Faustina Obeng Adomaa is a Ghanaian, and PhD candidate of the Knowledge, Technology and Innovation Group, Wageningen University, Netherlands. She is a critical geographer whose work is at the intersection of micro level agrarian changes and livelihoods and broad social relations and economic structures. She is particularly interested in the politics of global agriculture value/commodity chains and its ramifications on local livelihoods in terms of land, labour, food security, inequalities and gender. Faustina holds a Bachelor and Master of Philosophy degrees in Geography and Resource Development from University of Ghana specialising in agricultural commodity chains and production networks.
Reconfiguring the role of middlemen in commodity chains: Thinking beyond the dominant elimination narrative
Critical value/commodity chain discourse highlights how credit relations between middlemen/intermediaries and small producers leave producers poorer and engender their indebtedness. Calls to reduce producer poverty and indebtedness have resulted in movements to shorten value/commodity chains and eliminate middlemen. Dominant eliminatory narratives, however, focus on specific unfavourable activities of middlemen, and give less attention to broad company-middleman-producer relationship within which the practice of intermediation as a living entirety constructs a social relation between middlemen and producers. Focusing on unfavourable activities of middlemen simplifies their paradoxical role and shrouds critical nuances that can inform alternative perspectives. This paper constructs empirical manifestations of the paradoxical position of middlemen through the lens of cocoa purchasing clerks in Ghana who sit uneasily between producers and buying companies. The paper argues that these middlemen fill a vital gap in the chain and their relationship with producers is an intricate social relation with vulnerabilities and risks management.
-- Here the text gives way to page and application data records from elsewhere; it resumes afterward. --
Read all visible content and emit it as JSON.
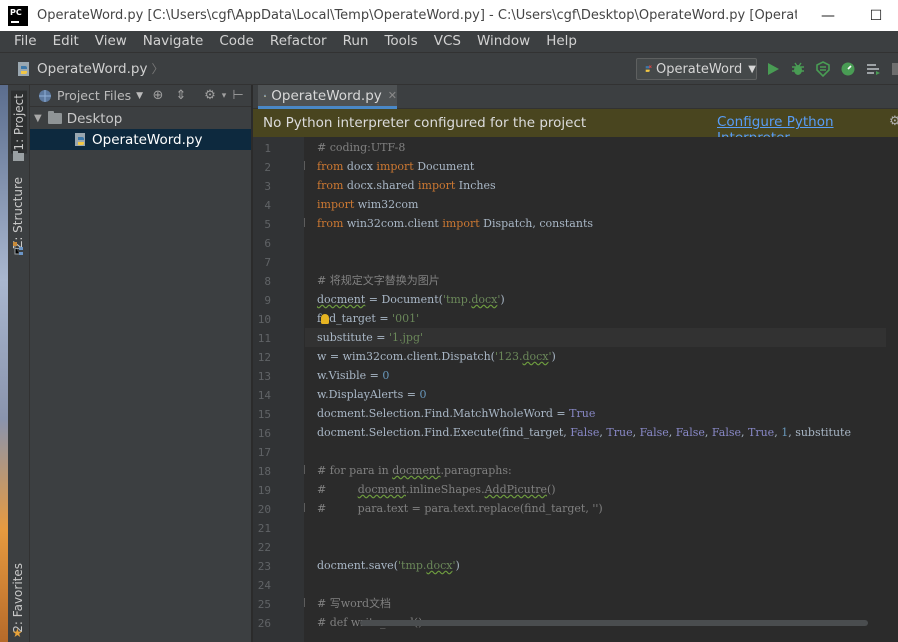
{
  "window": {
    "title": "OperateWord.py [C:\\Users\\cgf\\AppData\\Local\\Temp\\OperateWord.py] - C:\\Users\\cgf\\Desktop\\OperateWord.py [OperateWord.p...",
    "app_icon_text": "PC",
    "minimize": "—",
    "maximize": "☐"
  },
  "menu": [
    "File",
    "Edit",
    "View",
    "Navigate",
    "Code",
    "Refactor",
    "Run",
    "Tools",
    "VCS",
    "Window",
    "Help"
  ],
  "navbar": {
    "breadcrumb": "OperateWord.py",
    "run_config": "OperateWord"
  },
  "tool_windows": {
    "project": "1: Project",
    "structure": "Z: Structure",
    "favorites": "2: Favorites"
  },
  "project_panel": {
    "header": "Project Files",
    "tree": [
      {
        "label": "Desktop",
        "type": "folder"
      },
      {
        "label": "OperateWord.py",
        "type": "python-file"
      }
    ]
  },
  "editor": {
    "tab": "OperateWord.py",
    "warning": "No Python interpreter configured for the project",
    "warning_link": "Configure Python Interpreter",
    "line_numbers": [
      "1",
      "2",
      "3",
      "4",
      "5",
      "6",
      "7",
      "8",
      "9",
      "10",
      "11",
      "12",
      "13",
      "14",
      "15",
      "16",
      "17",
      "18",
      "19",
      "20",
      "21",
      "22",
      "23",
      "24",
      "25",
      "26"
    ],
    "code": {
      "l1": "# coding:UTF-8",
      "l2_a": "from",
      "l2_b": " docx ",
      "l2_c": "import",
      "l2_d": " Document",
      "l3_a": "from",
      "l3_b": " docx.shared ",
      "l3_c": "import",
      "l3_d": " Inches",
      "l4_a": "import",
      "l4_b": " wim32com",
      "l5_a": "from",
      "l5_b": " win32com.client ",
      "l5_c": "import",
      "l5_d": " Dispatch, constants",
      "l8": "# 将规定文字替换为图片",
      "l9_a": "docment",
      "l9_b": " = Document(",
      "l9_c": "'tmp.",
      "l9_d": "docx",
      "l9_e": "'",
      "l9_f": ")",
      "l10_a": "f",
      "l10_b": "d_target = ",
      "l10_c": "'001'",
      "l11_a": "substitute = ",
      "l11_b": "'1.jpg'",
      "l12_a": "w = wim32com.client.Dispatch(",
      "l12_b": "'123.",
      "l12_c": "docx",
      "l12_d": "'",
      "l12_e": ")",
      "l13_a": "w.Visible = ",
      "l13_b": "0",
      "l14_a": "w.DisplayAlerts = ",
      "l14_b": "0",
      "l15_a": "docment.Selection.Find.MatchWholeWord = ",
      "l15_b": "True",
      "l16_a": "docment.Selection.Find.Execute(find_target, ",
      "l16_b": "False",
      "l16_c": ", ",
      "l16_d": "True",
      "l16_e": ", ",
      "l16_f": "False",
      "l16_g": ", ",
      "l16_h": "False",
      "l16_i": ", ",
      "l16_j": "False",
      "l16_k": ", ",
      "l16_l": "True",
      "l16_m": ", ",
      "l16_n": "1",
      "l16_o": ", substitute",
      "l18_a": "# for para in ",
      "l18_b": "docment",
      "l18_c": ".paragraphs:",
      "l19_a": "#         ",
      "l19_b": "docment",
      "l19_c": ".inlineShapes.",
      "l19_d": "AddPicutre",
      "l19_e": "()",
      "l20": "#         para.text = para.text.replace(find_target, '')",
      "l23_a": "docment.save(",
      "l23_b": "'tmp.",
      "l23_c": "docx",
      "l23_d": "'",
      "l23_e": ")",
      "l25": "# 写word文档",
      "l26": "# def write_word():"
    }
  },
  "colors": {
    "keyword": "#cc7832",
    "comment": "#808080",
    "string": "#6a8759",
    "number": "#6897bb",
    "builtin_const": "#8888c6",
    "warning_bg": "#49451f",
    "link": "#589df6",
    "selection": "#0d293e",
    "run": "#499c54"
  }
}
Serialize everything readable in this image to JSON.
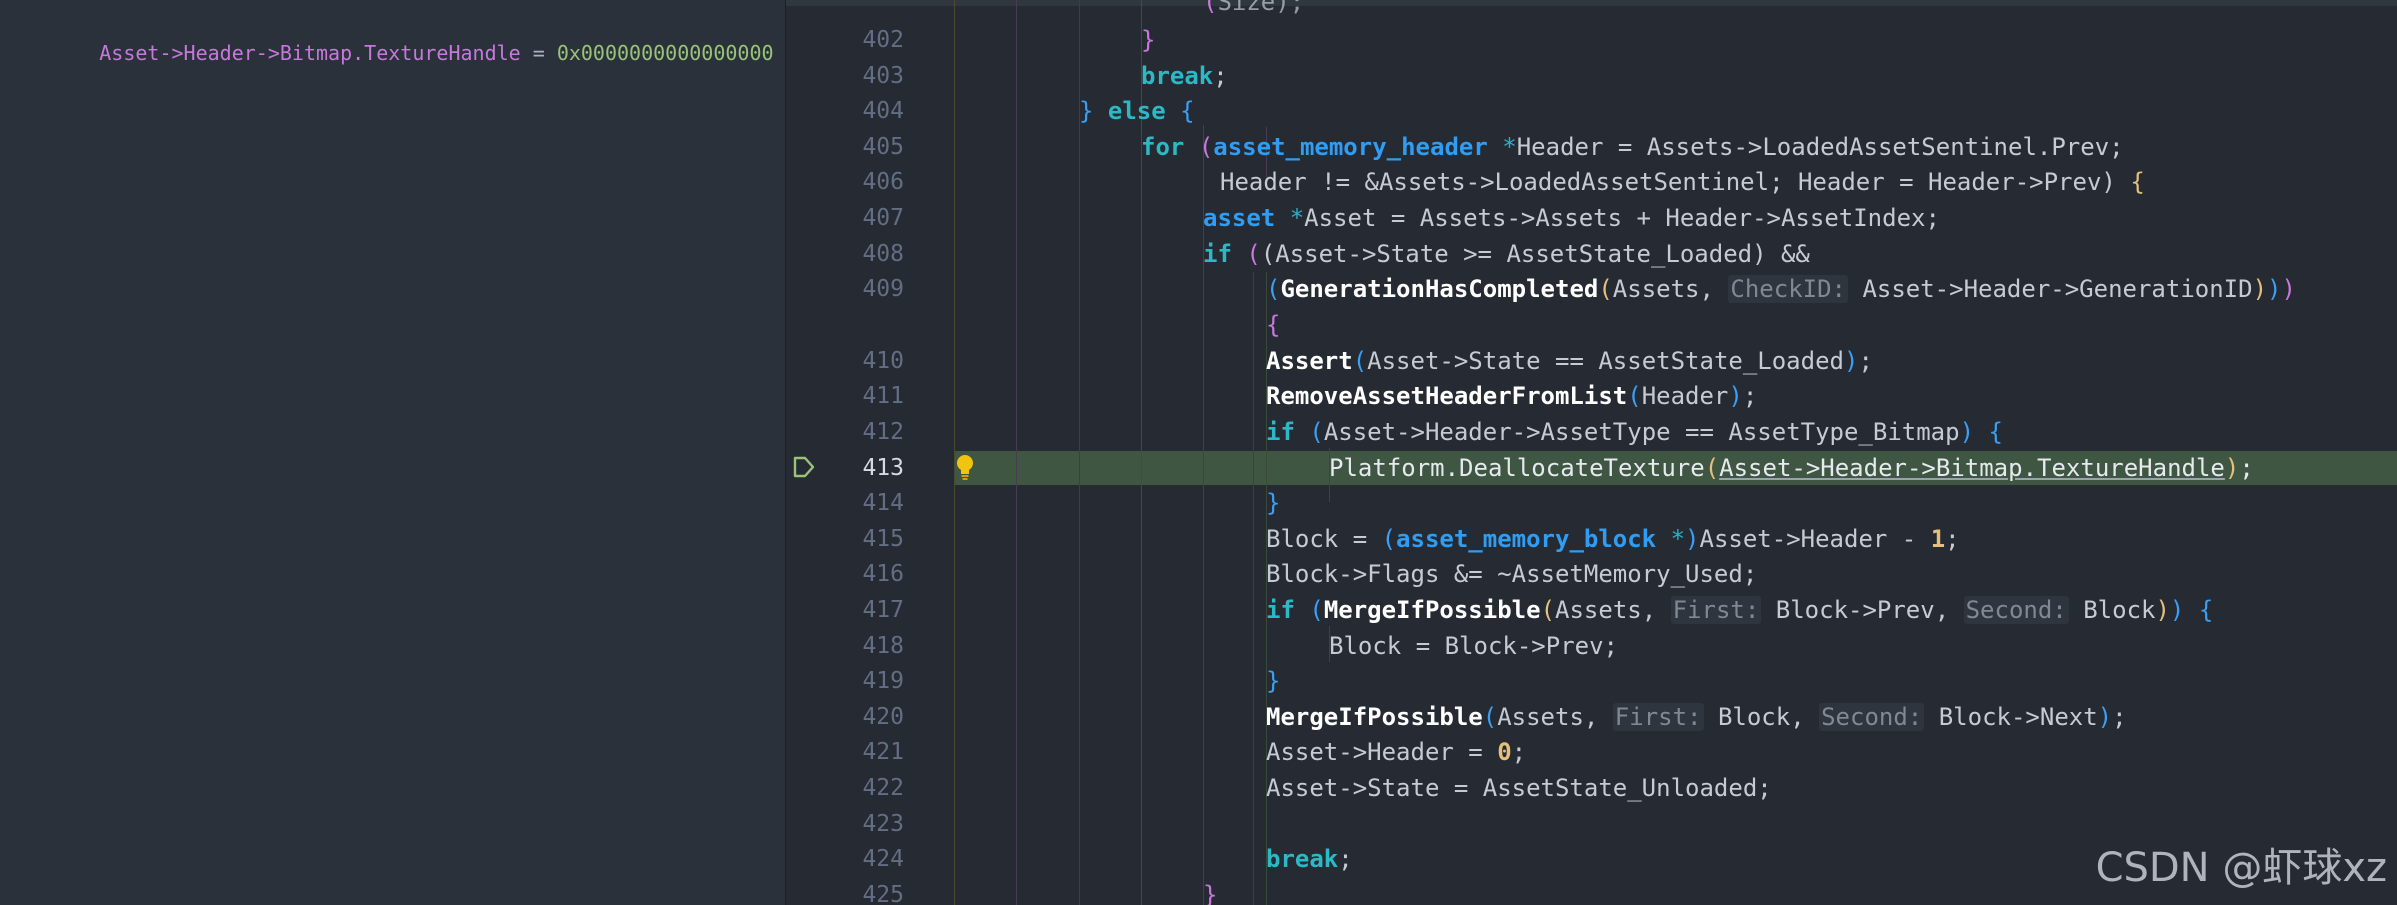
{
  "watch": {
    "expression": "Asset->Header->Bitmap.TextureHandle",
    "equals": " = ",
    "value": "0x0000000000000000"
  },
  "editor": {
    "current_line": "413",
    "line_numbers": [
      "402",
      "403",
      "404",
      "405",
      "406",
      "407",
      "408",
      "409",
      "",
      "410",
      "411",
      "412",
      "413",
      "414",
      "415",
      "416",
      "417",
      "418",
      "419",
      "420",
      "421",
      "422",
      "423",
      "424",
      "425"
    ],
    "code": {
      "top_partial": "Size);",
      "kw_break": "break",
      "kw_else": "else",
      "kw_for": "for",
      "kw_if": "if",
      "type_header": "asset_memory_header",
      "type_asset": "asset",
      "type_block": "asset_memory_block",
      "l405_rest": "Header = Assets->LoadedAssetSentinel.Prev;",
      "l406": "Header != &Assets->LoadedAssetSentinel; Header = Header->Prev)",
      "l407_rest": "Asset = Assets->Assets + Header->AssetIndex;",
      "l408_rest": "(Asset->State >= AssetState_Loaded) &&",
      "fn_gen": "GenerationHasCompleted",
      "l409_a": "Assets, ",
      "hint_checkid": "CheckID:",
      "l409_b": "Asset->Header->GenerationID",
      "fn_assert": "Assert",
      "l410_args": "Asset->State == AssetState_Loaded",
      "fn_remove": "RemoveAssetHeaderFromList",
      "l411_args": "Header",
      "l412_rest": "Asset->Header->AssetType == AssetType_Bitmap",
      "l413_call": "Platform.DeallocateTexture",
      "l413_args": "Asset->Header->Bitmap.TextureHandle",
      "l415_a": "Block = ",
      "l415_b": "Asset->Header - ",
      "num_one": "1",
      "l416": "Block->Flags &= ~AssetMemory_Used;",
      "fn_merge": "MergeIfPossible",
      "hint_first": "First:",
      "hint_second": "Second:",
      "l417_a": "Assets, ",
      "l417_b": "Block->Prev, ",
      "l417_c": "Block",
      "l418": "Block = Block->Prev;",
      "l420_a": "Assets, ",
      "l420_b": "Block, ",
      "l420_c": "Block->Next",
      "l421_a": "Asset->Header = ",
      "num_zero": "0",
      "l422": "Asset->State = AssetState_Unloaded;"
    }
  },
  "watermark": "CSDN @虾球xz",
  "icons": {
    "breakpoint": "current-line-arrow-icon",
    "hint": "lightbulb-icon"
  },
  "colors": {
    "background": "#262b33",
    "highlight": "#3f5643",
    "keyword": "#3a9ff5",
    "watch_expression": "#c678dd",
    "watch_value": "#98c379"
  }
}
Middlemen absorb the hidden costs of companies’ operation, as well as fill the inevitable role of credit provision for many producers unable to earn living income from cocoa production. Middleman-producer credit relation is key to social reproduction of producers, but also engenders their persistent indebtedness. This credit/debt relation is a manifestation of the chain’s inability to reduce poverty among its smallholders and its unwillingness to integrate formal credit schemes in the chain. Solving persistent producer indebtedness, therefore, lies beyond simply eliminating middlemen. The paper sketches alternative outlooks on reconfiguring the role of middlemen in commodity chains for policy consideration.
Affiliation: Wageningen University, Netherlands